#### Task requirements
A faithful copy of the data is the goal; set it down exactly, without the images.

#### Entries shown
* * * *
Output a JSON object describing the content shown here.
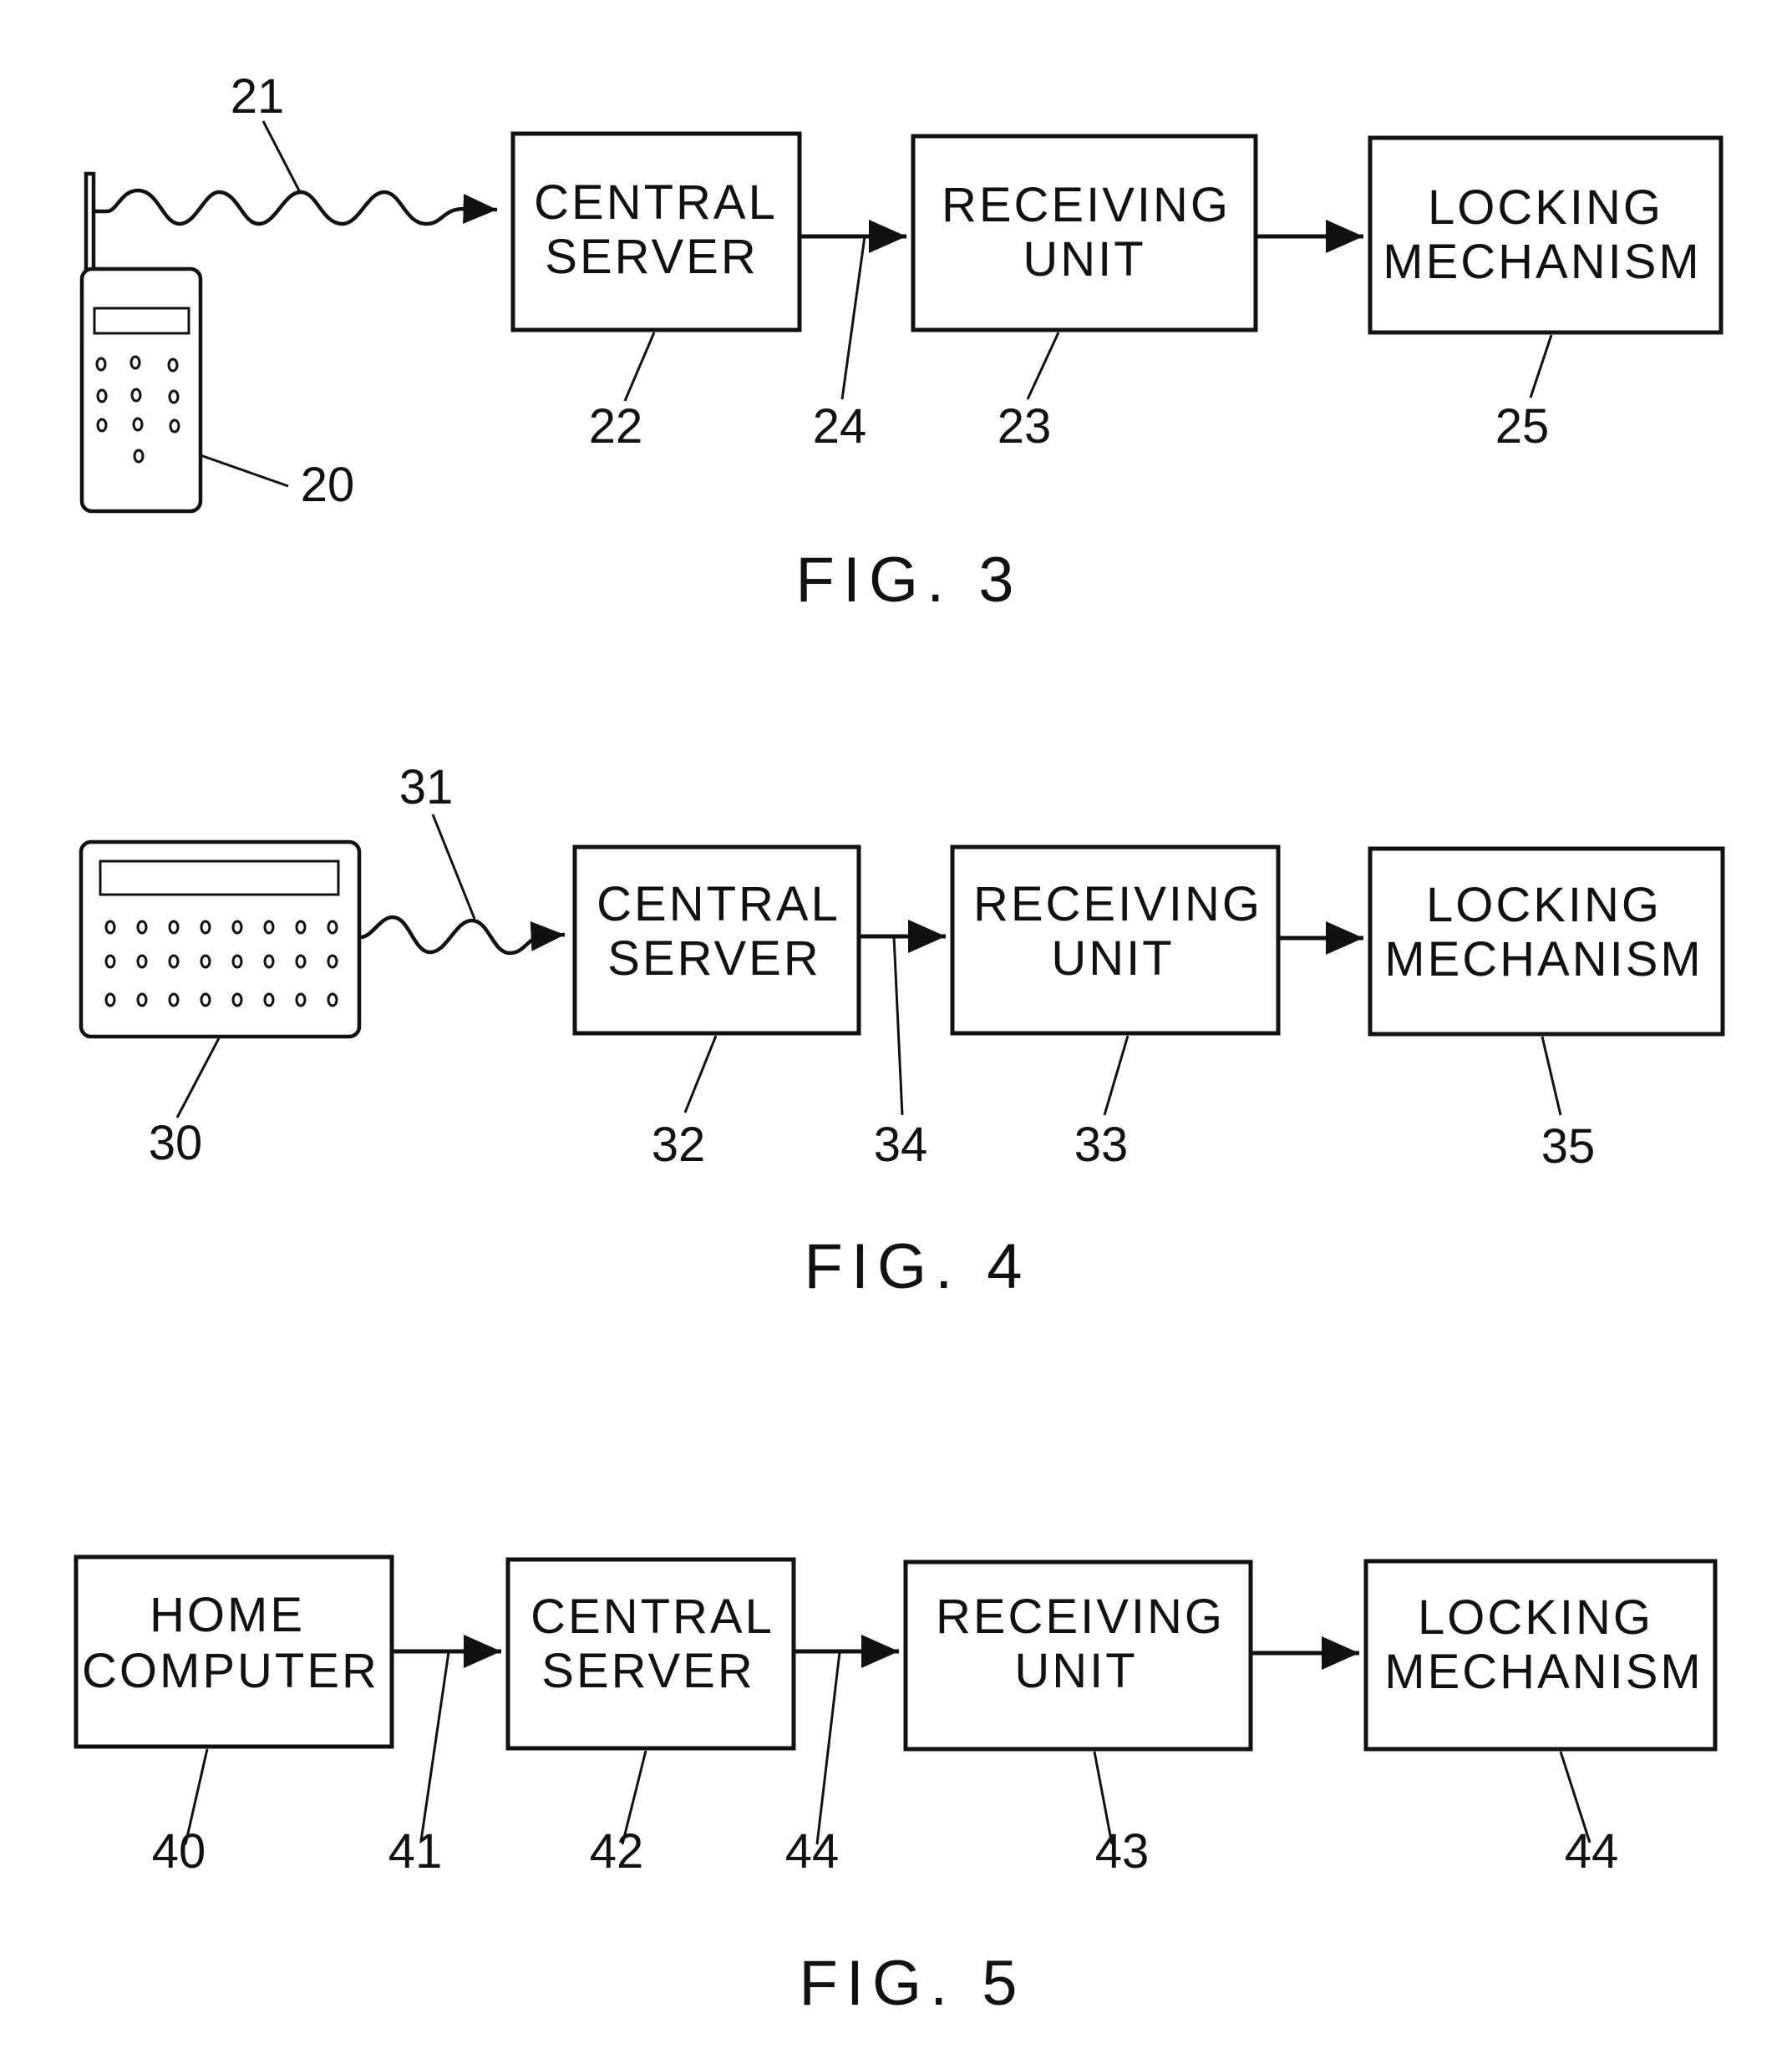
{
  "figures": [
    {
      "label": "FIG. 3",
      "source_device": {
        "type": "mobile-phone",
        "ref": "20"
      },
      "link_ref": "21",
      "link_type": "wireless",
      "blocks": [
        {
          "ref": "22",
          "lines": [
            "CENTRAL",
            "SERVER"
          ]
        },
        {
          "ref": "23",
          "lines": [
            "RECEIVING",
            "UNIT"
          ]
        },
        {
          "ref": "25",
          "lines": [
            "LOCKING",
            "MECHANISM"
          ]
        }
      ],
      "connection_refs": [
        "24"
      ]
    },
    {
      "label": "FIG. 4",
      "source_device": {
        "type": "keypad-device",
        "ref": "30"
      },
      "link_ref": "31",
      "link_type": "wireless",
      "blocks": [
        {
          "ref": "32",
          "lines": [
            "CENTRAL",
            "SERVER"
          ]
        },
        {
          "ref": "33",
          "lines": [
            "RECEIVING",
            "UNIT"
          ]
        },
        {
          "ref": "35",
          "lines": [
            "LOCKING",
            "MECHANISM"
          ]
        }
      ],
      "connection_refs": [
        "34"
      ]
    },
    {
      "label": "FIG. 5",
      "source_device": {
        "type": "block",
        "ref": "40",
        "lines": [
          "HOME",
          "COMPUTER"
        ]
      },
      "link_ref": "41",
      "link_type": "wired",
      "blocks": [
        {
          "ref": "42",
          "lines": [
            "CENTRAL",
            "SERVER"
          ]
        },
        {
          "ref": "43",
          "lines": [
            "RECEIVING",
            "UNIT"
          ]
        },
        {
          "ref": "44",
          "lines": [
            "LOCKING",
            "MECHANISM"
          ]
        }
      ],
      "connection_refs": [
        "44"
      ]
    }
  ]
}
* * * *
#### Solution to the exercise
Output a JSON object describing the content shown here.
{
  "figures": [
    {
      "label": "FIG. 3",
      "source_device": {
        "type": "mobile-phone",
        "ref": "20"
      },
      "link_ref": "21",
      "link_type": "wireless",
      "blocks": [
        {
          "ref": "22",
          "lines": [
            "CENTRAL",
            "SERVER"
          ]
        },
        {
          "ref": "23",
          "lines": [
            "RECEIVING",
            "UNIT"
          ]
        },
        {
          "ref": "25",
          "lines": [
            "LOCKING",
            "MECHANISM"
          ]
        }
      ],
      "connection_refs": [
        "24"
      ]
    },
    {
      "label": "FIG. 4",
      "source_device": {
        "type": "keypad-device",
        "ref": "30"
      },
      "link_ref": "31",
      "link_type": "wireless",
      "blocks": [
        {
          "ref": "32",
          "lines": [
            "CENTRAL",
            "SERVER"
          ]
        },
        {
          "ref": "33",
          "lines": [
            "RECEIVING",
            "UNIT"
          ]
        },
        {
          "ref": "35",
          "lines": [
            "LOCKING",
            "MECHANISM"
          ]
        }
      ],
      "connection_refs": [
        "34"
      ]
    },
    {
      "label": "FIG. 5",
      "source_device": {
        "type": "block",
        "ref": "40",
        "lines": [
          "HOME",
          "COMPUTER"
        ]
      },
      "link_ref": "41",
      "link_type": "wired",
      "blocks": [
        {
          "ref": "42",
          "lines": [
            "CENTRAL",
            "SERVER"
          ]
        },
        {
          "ref": "43",
          "lines": [
            "RECEIVING",
            "UNIT"
          ]
        },
        {
          "ref": "44",
          "lines": [
            "LOCKING",
            "MECHANISM"
          ]
        }
      ],
      "connection_refs": [
        "44"
      ]
    }
  ]
}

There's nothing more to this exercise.